“Ya, hello?” a breathless voice asks.
I don’t remember much of what I say at this point. My voice is quivering.
“You found out my number and called me 91 times,” I say.
“91 times a?” he asks, slurring.
I am crumbling. I can’t do this. This guy is not contrite. He is reeking of arrogance.
“Yes. Because of what you did, I can’t take calls…”
“Ya, you deserved it. You were creating ill-will between my girlfriend and me,” he says. “What do you want now? I am very busy.”
“Your girlfriend? D?” I ask. He goes silent. The ‘pact’ he struck with the people who arranged this call was that he would say ‘sorry’ only if she never gets to know any of this.
I ask something. Silence. He doesn’t want to say anything more. I can’t find in me any words.
“Ok, what else? Bye I am very busy,” he slams the phone. I stare in shock.
“What was that?” I ask N.
She shrugs. “I told you. He’s stoned. He came with two friends early in the morning. This is the most he can speak.”
“But the apology? You promised,” I say.
Her eyes soften. N can’t say no to me. She never has. She sighs.
She calls the station again. “Sir, you told me he will say sorry. You must get this done for my sister, Sir.” I hear someone speaking.
“No Sir. I want him back. Please Sir. He has to say sorry,” she adds in Tamil.
“They have gone to get him,” she says.
I wait. I haven’t stopped shivering even though it’s hot. Her phone rings. This time, N just hands the phone to me wordlessly. “Fast,” she mouths.
“Hello,” I say.
“Yes, look, it was a misunderstanding ok. Sorry,” he says, in that breathless voice.
“It wasn’t a misunderstanding.”
“Whatever. I am very busy. I have a meeting, ok,” he says, even though I know this guy hasn’t been employed for years and has no meeting.
“That’s why you are in the p….. station, and I am here,” I say.
“Ya whatever, ok, bye.”
“Bye,” I say, numbed.
And just like that, I cry in my heart for all the women who wouldn’t ever get even this slurred, broken, half-ass apology.
For the first time, I know what brave means. This is being brave. Feeling really scared.
And yet, I walk.
Courage is just fear walking.
That was a year ago, and I am still walking, picking the detritus off my feet.
After that call, I hated myself for being weak. I didn’t say the right things. I froze. I allowed that guy’s bluster to get to me. Sometimes, when people harm you, you think they would also have a conscience. That’s what you like to believe in. You want to believe in a world that truly understands remorse.
You like to believe that people will be contrite. And most people are.
We harm. We hurt. But we also are beautiful souls who will take responsibility for the harm we cause others.

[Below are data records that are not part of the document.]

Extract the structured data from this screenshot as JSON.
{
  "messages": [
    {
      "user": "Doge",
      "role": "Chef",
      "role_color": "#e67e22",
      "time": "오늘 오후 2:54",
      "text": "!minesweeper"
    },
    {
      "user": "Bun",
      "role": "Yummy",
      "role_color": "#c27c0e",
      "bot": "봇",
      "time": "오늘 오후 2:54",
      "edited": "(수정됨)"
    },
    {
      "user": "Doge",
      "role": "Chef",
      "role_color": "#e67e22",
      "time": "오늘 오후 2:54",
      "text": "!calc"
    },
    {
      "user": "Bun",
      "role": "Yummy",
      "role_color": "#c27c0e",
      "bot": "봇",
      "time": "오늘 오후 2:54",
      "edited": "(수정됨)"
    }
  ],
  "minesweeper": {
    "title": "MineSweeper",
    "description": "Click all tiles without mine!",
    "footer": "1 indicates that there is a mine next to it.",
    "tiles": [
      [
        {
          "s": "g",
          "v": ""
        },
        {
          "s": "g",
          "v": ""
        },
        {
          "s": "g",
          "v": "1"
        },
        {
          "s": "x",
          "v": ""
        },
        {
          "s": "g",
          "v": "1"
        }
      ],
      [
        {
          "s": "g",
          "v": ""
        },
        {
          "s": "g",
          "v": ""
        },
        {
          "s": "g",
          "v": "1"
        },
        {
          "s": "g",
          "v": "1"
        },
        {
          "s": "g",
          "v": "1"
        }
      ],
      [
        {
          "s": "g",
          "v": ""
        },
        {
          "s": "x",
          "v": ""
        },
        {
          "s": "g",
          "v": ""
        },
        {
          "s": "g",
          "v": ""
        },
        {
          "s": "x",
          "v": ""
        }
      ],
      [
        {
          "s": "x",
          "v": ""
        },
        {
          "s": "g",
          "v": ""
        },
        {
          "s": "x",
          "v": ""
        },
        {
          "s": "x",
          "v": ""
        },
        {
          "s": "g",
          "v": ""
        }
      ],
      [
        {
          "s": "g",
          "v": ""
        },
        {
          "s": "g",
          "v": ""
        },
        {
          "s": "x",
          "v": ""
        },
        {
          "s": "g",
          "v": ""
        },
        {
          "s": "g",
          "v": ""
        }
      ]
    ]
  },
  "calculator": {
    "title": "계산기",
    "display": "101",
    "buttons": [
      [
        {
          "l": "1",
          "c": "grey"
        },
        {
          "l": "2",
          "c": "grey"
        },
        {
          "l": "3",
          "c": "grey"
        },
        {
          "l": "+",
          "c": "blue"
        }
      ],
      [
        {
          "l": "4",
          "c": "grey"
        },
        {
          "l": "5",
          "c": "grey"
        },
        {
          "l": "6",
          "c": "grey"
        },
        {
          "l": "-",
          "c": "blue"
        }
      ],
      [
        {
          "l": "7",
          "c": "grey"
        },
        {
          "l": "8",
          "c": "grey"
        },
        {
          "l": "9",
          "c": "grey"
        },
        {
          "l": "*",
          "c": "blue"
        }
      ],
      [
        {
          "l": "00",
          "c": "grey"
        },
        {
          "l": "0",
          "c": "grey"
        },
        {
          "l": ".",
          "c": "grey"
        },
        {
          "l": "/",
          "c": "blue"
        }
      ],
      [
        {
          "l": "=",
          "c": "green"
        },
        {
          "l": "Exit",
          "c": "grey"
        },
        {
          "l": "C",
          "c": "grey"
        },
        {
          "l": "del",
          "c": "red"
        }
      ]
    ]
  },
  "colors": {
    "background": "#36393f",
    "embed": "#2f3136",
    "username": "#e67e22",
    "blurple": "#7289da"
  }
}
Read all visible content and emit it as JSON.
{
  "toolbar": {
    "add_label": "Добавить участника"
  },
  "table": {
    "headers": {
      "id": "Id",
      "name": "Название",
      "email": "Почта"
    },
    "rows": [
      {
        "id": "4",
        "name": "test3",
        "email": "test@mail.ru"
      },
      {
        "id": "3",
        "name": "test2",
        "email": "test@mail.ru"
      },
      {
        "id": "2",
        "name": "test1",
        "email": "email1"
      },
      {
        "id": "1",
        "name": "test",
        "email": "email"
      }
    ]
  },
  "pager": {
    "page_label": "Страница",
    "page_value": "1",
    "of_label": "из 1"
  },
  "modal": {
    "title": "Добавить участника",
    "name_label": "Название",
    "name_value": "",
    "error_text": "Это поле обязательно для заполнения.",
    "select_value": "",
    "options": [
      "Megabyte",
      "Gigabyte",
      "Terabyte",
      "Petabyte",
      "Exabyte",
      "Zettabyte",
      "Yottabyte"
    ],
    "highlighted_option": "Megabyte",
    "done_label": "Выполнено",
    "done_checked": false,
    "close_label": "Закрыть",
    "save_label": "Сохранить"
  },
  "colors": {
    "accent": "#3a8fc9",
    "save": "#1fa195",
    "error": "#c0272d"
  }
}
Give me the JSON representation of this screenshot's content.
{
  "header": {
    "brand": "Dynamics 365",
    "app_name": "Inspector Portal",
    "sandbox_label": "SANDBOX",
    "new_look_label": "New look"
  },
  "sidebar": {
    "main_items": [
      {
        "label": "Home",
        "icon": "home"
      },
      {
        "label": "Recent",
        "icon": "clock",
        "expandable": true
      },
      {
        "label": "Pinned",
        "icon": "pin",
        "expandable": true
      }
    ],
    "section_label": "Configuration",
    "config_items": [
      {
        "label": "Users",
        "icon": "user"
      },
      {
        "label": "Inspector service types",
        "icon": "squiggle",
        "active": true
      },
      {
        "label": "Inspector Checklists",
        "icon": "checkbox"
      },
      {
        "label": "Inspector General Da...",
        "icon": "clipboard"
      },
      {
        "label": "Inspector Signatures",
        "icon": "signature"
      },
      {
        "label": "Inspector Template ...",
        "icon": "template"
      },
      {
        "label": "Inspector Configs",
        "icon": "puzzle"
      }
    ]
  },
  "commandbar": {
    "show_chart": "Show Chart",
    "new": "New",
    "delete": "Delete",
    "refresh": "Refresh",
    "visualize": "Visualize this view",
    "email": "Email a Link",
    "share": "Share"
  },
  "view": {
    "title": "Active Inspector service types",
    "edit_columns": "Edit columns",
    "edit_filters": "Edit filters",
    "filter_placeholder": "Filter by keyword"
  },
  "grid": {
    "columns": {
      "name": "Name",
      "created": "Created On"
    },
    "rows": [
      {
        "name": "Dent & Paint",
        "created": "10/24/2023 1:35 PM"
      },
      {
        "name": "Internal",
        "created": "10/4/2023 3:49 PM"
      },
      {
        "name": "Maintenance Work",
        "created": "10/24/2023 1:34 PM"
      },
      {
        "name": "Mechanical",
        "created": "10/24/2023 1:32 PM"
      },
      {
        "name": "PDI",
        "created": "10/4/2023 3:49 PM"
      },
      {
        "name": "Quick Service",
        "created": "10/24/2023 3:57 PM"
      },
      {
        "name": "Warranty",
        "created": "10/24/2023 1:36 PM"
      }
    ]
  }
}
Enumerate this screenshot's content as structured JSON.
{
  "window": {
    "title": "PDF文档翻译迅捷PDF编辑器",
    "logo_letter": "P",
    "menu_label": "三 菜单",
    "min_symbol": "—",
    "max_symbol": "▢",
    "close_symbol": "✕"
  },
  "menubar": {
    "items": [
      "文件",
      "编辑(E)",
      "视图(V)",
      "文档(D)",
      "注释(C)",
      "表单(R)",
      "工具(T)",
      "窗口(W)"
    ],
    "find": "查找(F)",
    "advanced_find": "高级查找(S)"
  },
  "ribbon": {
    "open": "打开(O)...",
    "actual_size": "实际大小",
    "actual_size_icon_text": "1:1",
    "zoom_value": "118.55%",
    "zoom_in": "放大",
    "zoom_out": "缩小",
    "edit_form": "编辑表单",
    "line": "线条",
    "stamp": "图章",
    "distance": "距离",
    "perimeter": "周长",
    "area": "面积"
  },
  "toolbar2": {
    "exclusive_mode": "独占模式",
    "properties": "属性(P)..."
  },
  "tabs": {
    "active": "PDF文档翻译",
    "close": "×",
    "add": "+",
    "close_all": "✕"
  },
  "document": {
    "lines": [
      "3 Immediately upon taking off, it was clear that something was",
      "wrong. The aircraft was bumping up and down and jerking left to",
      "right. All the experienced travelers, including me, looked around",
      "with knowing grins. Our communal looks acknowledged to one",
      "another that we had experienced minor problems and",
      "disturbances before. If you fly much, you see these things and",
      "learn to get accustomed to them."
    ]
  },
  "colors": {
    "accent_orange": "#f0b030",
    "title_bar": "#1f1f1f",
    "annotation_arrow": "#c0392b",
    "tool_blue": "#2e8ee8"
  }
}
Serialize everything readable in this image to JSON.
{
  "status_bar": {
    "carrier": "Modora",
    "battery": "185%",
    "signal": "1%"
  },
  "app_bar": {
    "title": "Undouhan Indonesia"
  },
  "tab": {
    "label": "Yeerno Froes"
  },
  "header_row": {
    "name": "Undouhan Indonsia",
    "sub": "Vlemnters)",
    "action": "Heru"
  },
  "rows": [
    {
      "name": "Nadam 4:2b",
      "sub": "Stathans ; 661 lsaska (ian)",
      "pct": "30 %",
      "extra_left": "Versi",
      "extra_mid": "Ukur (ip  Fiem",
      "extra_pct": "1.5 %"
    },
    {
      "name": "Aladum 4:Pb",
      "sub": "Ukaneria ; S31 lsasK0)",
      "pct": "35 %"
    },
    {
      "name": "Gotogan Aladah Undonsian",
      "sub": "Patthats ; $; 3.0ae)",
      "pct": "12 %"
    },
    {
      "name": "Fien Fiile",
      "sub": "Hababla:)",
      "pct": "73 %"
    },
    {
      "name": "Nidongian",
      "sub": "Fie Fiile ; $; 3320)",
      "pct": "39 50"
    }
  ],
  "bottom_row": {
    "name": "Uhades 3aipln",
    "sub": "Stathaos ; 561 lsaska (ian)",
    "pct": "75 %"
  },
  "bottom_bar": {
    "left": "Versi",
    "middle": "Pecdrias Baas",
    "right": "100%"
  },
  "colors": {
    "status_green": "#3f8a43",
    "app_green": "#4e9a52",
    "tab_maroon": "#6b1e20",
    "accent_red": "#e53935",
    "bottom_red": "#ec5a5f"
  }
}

In that responsibility lies the cosmos of our healing.
Most people are that.
Not all people.
I got a forced apology from A as above.
D, his girlfriend, and the person I thought was my friend, never apologized – believing that a carelessly thrown “sorry” 4 years ago is the same as taking responsibility for the damage. In fact, she believes it’s I who owes her an apology for daring to speak out, not that A ever did anything wrong.
When you meet people like D and A, you must remember that most people aren’t them. You must.
Because to think otherwise is a dark spiral that stretches that thin fabric of hope and renders it torn.
See, I am here. And you are here. And what matters is that since last year, my heart has floated balloons, stringing and dancing in an eternal sky of love, true friendship, connection, and the enduring power of healing.
That matters. Always.